» **Description of the task**:
Your answer must be an exact copy of all the entries.

*** Opening of Data provided ***

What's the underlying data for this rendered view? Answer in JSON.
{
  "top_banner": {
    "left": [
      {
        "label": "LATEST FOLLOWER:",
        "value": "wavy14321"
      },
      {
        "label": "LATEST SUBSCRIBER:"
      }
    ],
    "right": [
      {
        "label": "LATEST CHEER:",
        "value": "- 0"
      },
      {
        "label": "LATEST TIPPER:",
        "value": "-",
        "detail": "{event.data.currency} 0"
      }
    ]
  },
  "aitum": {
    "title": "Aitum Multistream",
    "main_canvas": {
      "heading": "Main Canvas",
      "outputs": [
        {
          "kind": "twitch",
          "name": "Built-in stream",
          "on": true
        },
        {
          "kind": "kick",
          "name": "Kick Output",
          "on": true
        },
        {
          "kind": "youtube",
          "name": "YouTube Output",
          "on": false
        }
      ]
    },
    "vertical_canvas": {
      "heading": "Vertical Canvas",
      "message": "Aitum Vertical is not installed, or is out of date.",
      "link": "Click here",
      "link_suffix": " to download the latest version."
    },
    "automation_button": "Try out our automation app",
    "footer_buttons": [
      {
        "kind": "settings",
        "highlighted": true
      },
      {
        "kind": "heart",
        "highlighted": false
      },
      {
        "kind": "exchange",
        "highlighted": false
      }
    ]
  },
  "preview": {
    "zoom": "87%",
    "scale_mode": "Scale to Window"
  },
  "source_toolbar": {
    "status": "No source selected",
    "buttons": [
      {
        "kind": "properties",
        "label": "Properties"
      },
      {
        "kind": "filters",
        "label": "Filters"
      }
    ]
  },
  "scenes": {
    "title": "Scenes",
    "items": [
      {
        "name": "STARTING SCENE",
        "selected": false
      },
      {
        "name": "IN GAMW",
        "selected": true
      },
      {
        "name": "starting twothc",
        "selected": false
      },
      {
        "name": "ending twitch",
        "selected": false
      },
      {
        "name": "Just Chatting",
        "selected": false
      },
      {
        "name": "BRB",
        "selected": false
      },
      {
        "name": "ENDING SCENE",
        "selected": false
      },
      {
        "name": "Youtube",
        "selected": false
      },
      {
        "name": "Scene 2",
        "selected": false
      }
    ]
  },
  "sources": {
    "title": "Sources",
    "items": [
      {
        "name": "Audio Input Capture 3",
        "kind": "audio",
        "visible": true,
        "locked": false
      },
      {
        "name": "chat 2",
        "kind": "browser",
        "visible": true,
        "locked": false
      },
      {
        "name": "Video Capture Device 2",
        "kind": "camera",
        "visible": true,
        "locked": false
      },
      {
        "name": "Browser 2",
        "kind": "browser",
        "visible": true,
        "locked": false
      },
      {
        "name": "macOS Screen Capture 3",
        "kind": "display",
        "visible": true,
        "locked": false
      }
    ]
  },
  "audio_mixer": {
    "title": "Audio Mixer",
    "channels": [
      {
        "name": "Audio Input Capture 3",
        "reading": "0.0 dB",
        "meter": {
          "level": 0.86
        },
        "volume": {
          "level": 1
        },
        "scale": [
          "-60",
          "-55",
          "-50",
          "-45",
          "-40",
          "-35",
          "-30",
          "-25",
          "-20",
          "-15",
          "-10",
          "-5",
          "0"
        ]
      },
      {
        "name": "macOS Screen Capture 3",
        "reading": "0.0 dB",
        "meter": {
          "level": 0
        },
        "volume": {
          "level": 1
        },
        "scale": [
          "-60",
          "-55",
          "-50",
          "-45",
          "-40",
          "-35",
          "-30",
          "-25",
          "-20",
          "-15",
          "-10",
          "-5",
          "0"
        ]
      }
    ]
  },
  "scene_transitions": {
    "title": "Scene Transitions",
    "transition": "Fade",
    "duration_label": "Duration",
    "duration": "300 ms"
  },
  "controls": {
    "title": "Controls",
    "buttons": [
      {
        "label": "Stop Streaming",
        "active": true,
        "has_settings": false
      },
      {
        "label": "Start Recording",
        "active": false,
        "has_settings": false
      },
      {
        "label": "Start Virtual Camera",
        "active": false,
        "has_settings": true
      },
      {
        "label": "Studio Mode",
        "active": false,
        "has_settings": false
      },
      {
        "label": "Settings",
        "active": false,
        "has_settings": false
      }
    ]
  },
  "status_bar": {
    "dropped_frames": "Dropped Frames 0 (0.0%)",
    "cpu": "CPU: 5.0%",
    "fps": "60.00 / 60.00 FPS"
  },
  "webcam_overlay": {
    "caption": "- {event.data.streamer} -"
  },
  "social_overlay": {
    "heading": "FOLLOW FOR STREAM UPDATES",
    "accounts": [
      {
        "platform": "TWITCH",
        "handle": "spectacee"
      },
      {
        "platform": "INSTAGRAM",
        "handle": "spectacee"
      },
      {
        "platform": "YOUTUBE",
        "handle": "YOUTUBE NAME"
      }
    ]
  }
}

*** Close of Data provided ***

» **Output for this exercise**:
What's the underlying data for this rendered view? Answer in JSON.
{
  "top_banner": {
    "left": [
      {
        "label": "LATEST FOLLOWER:",
        "value": "wavy14321"
      },
      {
        "label": "LATEST SUBSCRIBER:"
      }
    ],
    "right": [
      {
        "label": "LATEST CHEER:",
        "value": "- 0"
      },
      {
        "label": "LATEST TIPPER:",
        "value": "-",
        "detail": "{event.data.currency} 0"
      }
    ]
  },
  "aitum": {
    "title": "Aitum Multistream",
    "main_canvas": {
      "heading": "Main Canvas",
      "outputs": [
        {
          "kind": "twitch",
          "name": "Built-in stream",
          "on": true
        },
        {
          "kind": "kick",
          "name": "Kick Output",
          "on": true
        },
        {
          "kind": "youtube",
          "name": "YouTube Output",
          "on": false
        }
      ]
    },
    "vertical_canvas": {
      "heading": "Vertical Canvas",
      "message": "Aitum Vertical is not installed, or is out of date.",
      "link": "Click here",
      "link_suffix": " to download the latest version."
    },
    "automation_button": "Try out our automation app",
    "footer_buttons": [
      {
        "kind": "settings",
        "highlighted": true
      },
      {
        "kind": "heart",
        "highlighted": false
      },
      {
        "kind": "exchange",
        "highlighted": false
      }
    ]
  },
  "preview": {
    "zoom": "87%",
    "scale_mode": "Scale to Window"
  },
  "source_toolbar": {
    "status": "No source selected",
    "buttons": [
      {
        "kind": "properties",
        "label": "Properties"
      },
      {
        "kind": "filters",
        "label": "Filters"
      }
    ]
  },
  "scenes": {
    "title": "Scenes",
    "items": [
      {
        "name": "STARTING SCENE",
        "selected": false
      },
      {
        "name": "IN GAMW",
        "selected": true
      },
      {
        "name": "starting twothc",
        "selected": false
      },
      {
        "name": "ending twitch",
        "selected": false
      },
      {
        "name": "Just Chatting",
        "selected": false
      },
      {
        "name": "BRB",
        "selected": false
      },
      {
        "name": "ENDING SCENE",
        "selected": false
      },
      {
        "name": "Youtube",
        "selected": false
      },
      {
        "name": "Scene 2",
        "selected": false
      }
    ]
  },
  "sources": {
    "title": "Sources",
    "items": [
      {
        "name": "Audio Input Capture 3",
        "kind": "audio",
        "visible": true,
        "locked": false
      },
      {
        "name": "chat 2",
        "kind": "browser",
        "visible": true,
        "locked": false
      },
      {
        "name": "Video Capture Device 2",
        "kind": "camera",
        "visible": true,
        "locked": false
      },
      {
        "name": "Browser 2",
        "kind": "browser",
        "visible": true,
        "locked": false
      },
      {
        "name": "macOS Screen Capture 3",
        "kind": "display",
        "visible": true,
        "locked": false
      }
    ]
  },
  "audio_mixer": {
    "title": "Audio Mixer",
    "channels": [
      {
        "name": "Audio Input Capture 3",
        "reading": "0.0 dB",
        "meter": {
          "level": 0.86
        },
        "volume": {
          "level": 1
        },
        "scale": [
          "-60",
          "-55",
          "-50",
          "-45",
          "-40",
          "-35",
          "-30",
          "-25",
          "-20",
          "-15",
          "-10",
          "-5",
          "0"
        ]
      },
      {
        "name": "macOS Screen Capture 3",
        "reading": "0.0 dB",
        "meter": {
          "level": 0
        },
        "volume": {
          "level": 1
        },
        "scale": [
          "-60",
          "-55",
          "-50",
          "-45",
          "-40",
          "-35",
          "-30",
          "-25",
          "-20",
          "-15",
          "-10",
          "-5",
          "0"
        ]
      }
    ]
  },
  "scene_transitions": {
    "title": "Scene Transitions",
    "transition": "Fade",
    "duration_label": "Duration",
    "duration": "300 ms"
  },
  "controls": {
    "title": "Controls",
    "buttons": [
      {
        "label": "Stop Streaming",
        "active": true,
        "has_settings": false
      },
      {
        "label": "Start Recording",
        "active": false,
        "has_settings": false
      },
      {
        "label": "Start Virtual Camera",
        "active": false,
        "has_settings": true
      },
      {
        "label": "Studio Mode",
        "active": false,
        "has_settings": false
      },
      {
        "label": "Settings",
        "active": false,
        "has_settings": false
      }
    ]
  },
  "status_bar": {
    "dropped_frames": "Dropped Frames 0 (0.0%)",
    "cpu": "CPU: 5.0%",
    "fps": "60.00 / 60.00 FPS"
  },
  "webcam_overlay": {
    "caption": "- {event.data.streamer} -"
  },
  "social_overlay": {
    "heading": "FOLLOW FOR STREAM UPDATES",
    "accounts": [
      {
        "platform": "TWITCH",
        "handle": "spectacee"
      },
      {
        "platform": "INSTAGRAM",
        "handle": "spectacee"
      },
      {
        "platform": "YOUTUBE",
        "handle": "YOUTUBE NAME"
      }
    ]
  }
}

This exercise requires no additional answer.